### Supplied entries ###
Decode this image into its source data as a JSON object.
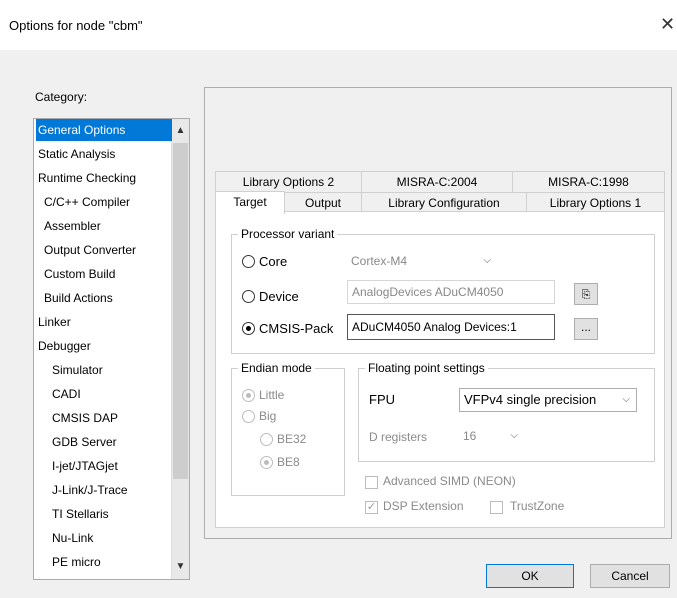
{
  "window": {
    "title": "Options for node \"cbm\"",
    "close_symbol": "✕"
  },
  "category": {
    "label": "Category:",
    "items": [
      "General Options",
      "Static Analysis",
      "Runtime Checking",
      "C/C++ Compiler",
      "Assembler",
      "Output Converter",
      "Custom Build",
      "Build Actions",
      "Linker",
      "Debugger",
      "Simulator",
      "CADI",
      "CMSIS DAP",
      "GDB Server",
      "I-jet/JTAGjet",
      "J-Link/J-Trace",
      "TI Stellaris",
      "Nu-Link",
      "PE micro"
    ],
    "selected": "General Options"
  },
  "tabs": {
    "row1": [
      "Library Options 2",
      "MISRA-C:2004",
      "MISRA-C:1998"
    ],
    "row2": [
      "Target",
      "Output",
      "Library Configuration",
      "Library Options 1"
    ],
    "active": "Target"
  },
  "processor": {
    "legend": "Processor variant",
    "core_label": "Core",
    "core_value": "Cortex-M4",
    "device_label": "Device",
    "device_value": "AnalogDevices ADuCM4050",
    "cmsis_label": "CMSIS-Pack",
    "cmsis_value": "ADuCM4050 Analog Devices:1",
    "browse_label": "...",
    "selected": "CMSIS-Pack"
  },
  "endian": {
    "legend": "Endian mode",
    "little": "Little",
    "big": "Big",
    "be32": "BE32",
    "be8": "BE8"
  },
  "fpu": {
    "legend": "Floating point settings",
    "fpu_label": "FPU",
    "fpu_value": "VFPv4 single precision",
    "dregs_label": "D registers",
    "dregs_value": "16"
  },
  "options": {
    "simd": "Advanced SIMD (NEON)",
    "dsp": "DSP Extension",
    "trustzone": "TrustZone"
  },
  "buttons": {
    "ok": "OK",
    "cancel": "Cancel"
  }
}
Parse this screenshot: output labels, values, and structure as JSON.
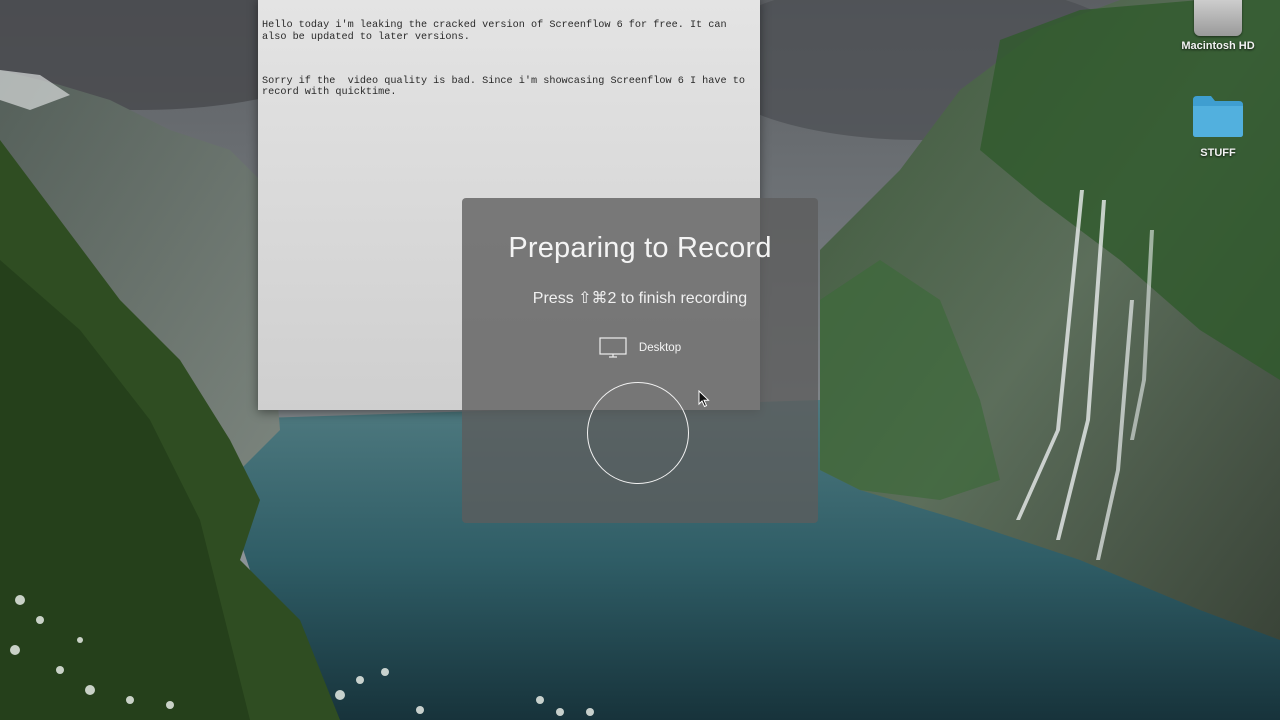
{
  "editor": {
    "line1": "Hello today i'm leaking the cracked version of Screenflow 6 for free. It can also be updated to later versions.",
    "line2": "Sorry if the  video quality is bad. Since i'm showcasing Screenflow 6 I have to record with quicktime."
  },
  "desktop": {
    "icons": [
      {
        "label": "Macintosh HD",
        "icon": "hard-drive-icon"
      },
      {
        "label": "STUFF",
        "icon": "folder-icon",
        "color": "#3f9ed0"
      }
    ]
  },
  "recorder": {
    "title": "Preparing to Record",
    "hint": "Press ⇧⌘2 to finish recording",
    "source": {
      "label": "Desktop",
      "icon": "monitor-icon"
    },
    "record_button": "record-ring"
  }
}
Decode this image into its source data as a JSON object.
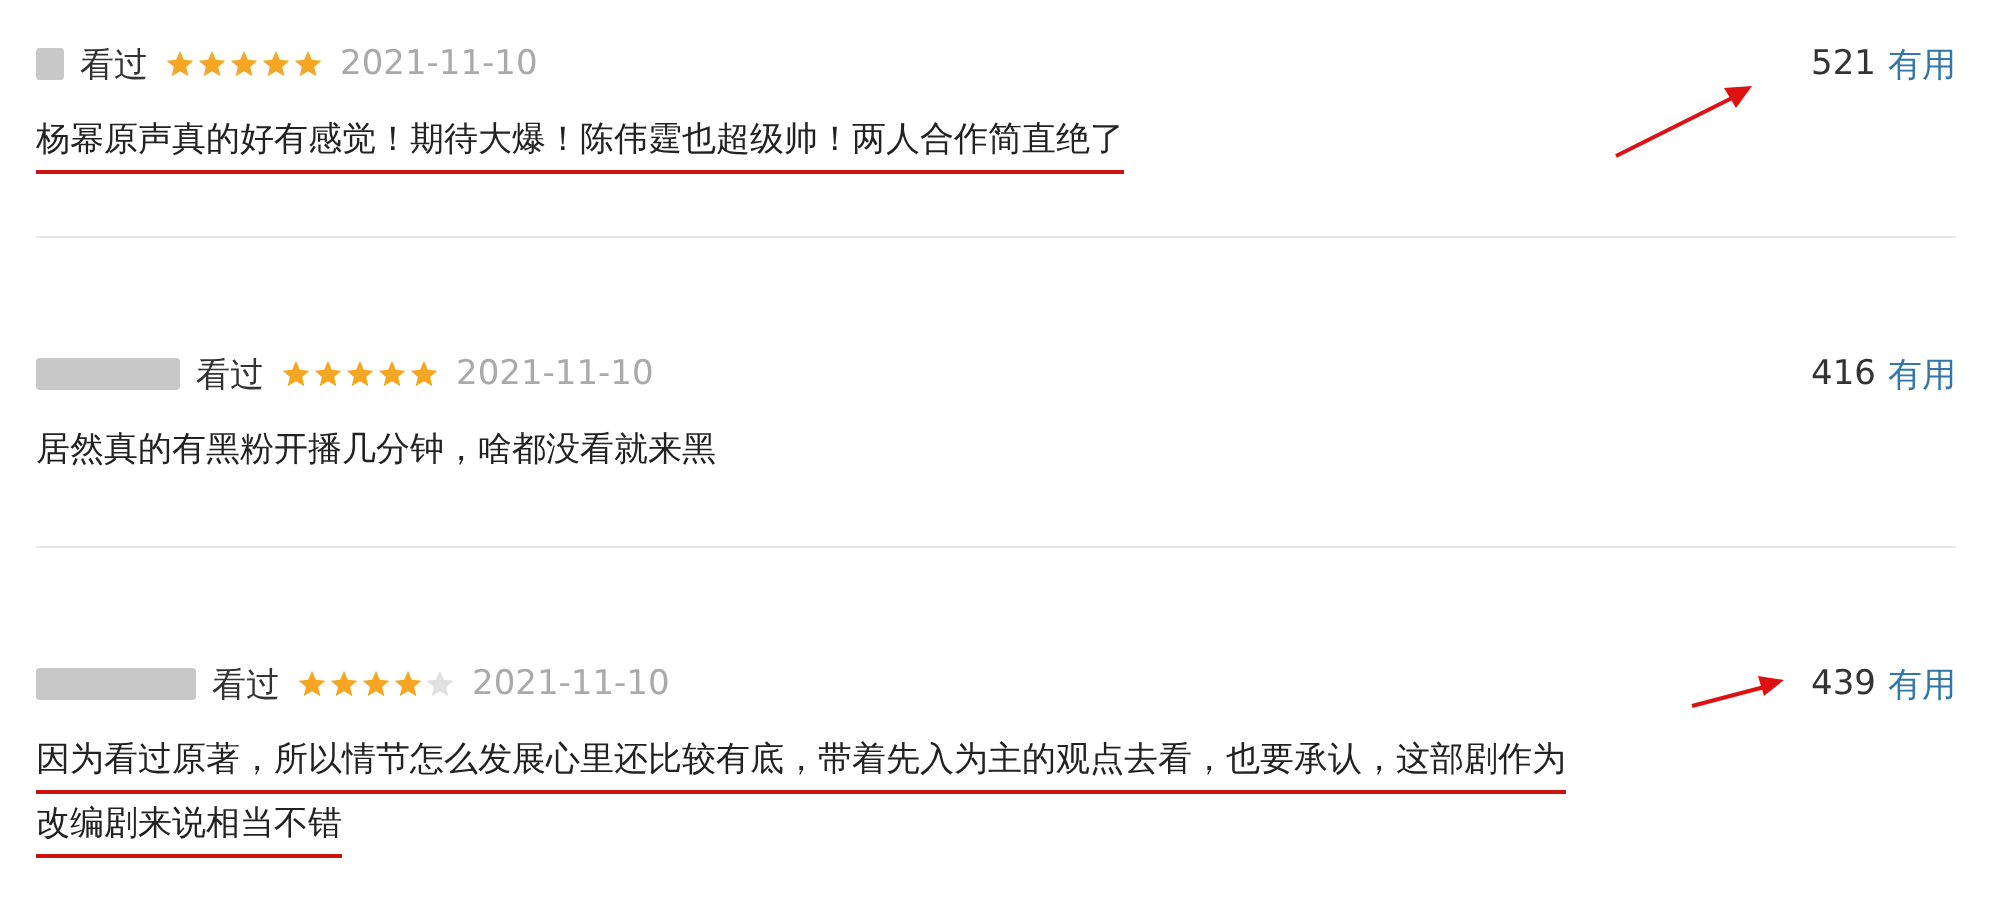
{
  "comments": [
    {
      "status": "看过",
      "stars": 5,
      "date": "2021-11-10",
      "votes": "521",
      "vote_label": "有用",
      "text": "杨幂原声真的好有感觉！期待大爆！陈伟霆也超级帅！两人合作简直绝了",
      "underlined": true,
      "arrow": {
        "kind": "long"
      }
    },
    {
      "status": "看过",
      "stars": 5,
      "date": "2021-11-10",
      "votes": "416",
      "vote_label": "有用",
      "text": "居然真的有黑粉开播几分钟，啥都没看就来黑",
      "underlined": false
    },
    {
      "status": "看过",
      "stars": 4,
      "date": "2021-11-10",
      "votes": "439",
      "vote_label": "有用",
      "text": "因为看过原著，所以情节怎么发展心里还比较有底，带着先入为主的观点去看，也要承认，这部剧作为改编剧来说相当不错",
      "underlined": true,
      "arrow": {
        "kind": "short"
      }
    }
  ]
}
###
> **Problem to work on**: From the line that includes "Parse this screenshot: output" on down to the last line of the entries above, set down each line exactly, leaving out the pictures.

> **Solution to the exercise**:
Parse this screenshot: output labels, values, and structure as JSON.
{
  "editor": {
    "line1": "Hello today i'm leaking the cracked version of Screenflow 6 for free. It can also be updated to later versions.",
    "line2": "Sorry if the  video quality is bad. Since i'm showcasing Screenflow 6 I have to record with quicktime."
  },
  "desktop": {
    "icons": [
      {
        "label": "Macintosh HD",
        "icon": "hard-drive-icon"
      },
      {
        "label": "STUFF",
        "icon": "folder-icon",
        "color": "#3f9ed0"
      }
    ]
  },
  "recorder": {
    "title": "Preparing to Record",
    "hint": "Press ⇧⌘2 to finish recording",
    "source": {
      "label": "Desktop",
      "icon": "monitor-icon"
    },
    "record_button": "record-ring"
  }
}
Decode this image into its source data as a JSON object.
{
  "comments": [
    {
      "status": "看过",
      "stars": 5,
      "date": "2021-11-10",
      "votes": "521",
      "vote_label": "有用",
      "text": "杨幂原声真的好有感觉！期待大爆！陈伟霆也超级帅！两人合作简直绝了",
      "underlined": true,
      "arrow": {
        "kind": "long"
      }
    },
    {
      "status": "看过",
      "stars": 5,
      "date": "2021-11-10",
      "votes": "416",
      "vote_label": "有用",
      "text": "居然真的有黑粉开播几分钟，啥都没看就来黑",
      "underlined": false
    },
    {
      "status": "看过",
      "stars": 4,
      "date": "2021-11-10",
      "votes": "439",
      "vote_label": "有用",
      "text": "因为看过原著，所以情节怎么发展心里还比较有底，带着先入为主的观点去看，也要承认，这部剧作为改编剧来说相当不错",
      "underlined": true,
      "arrow": {
        "kind": "short"
      }
    }
  ]
}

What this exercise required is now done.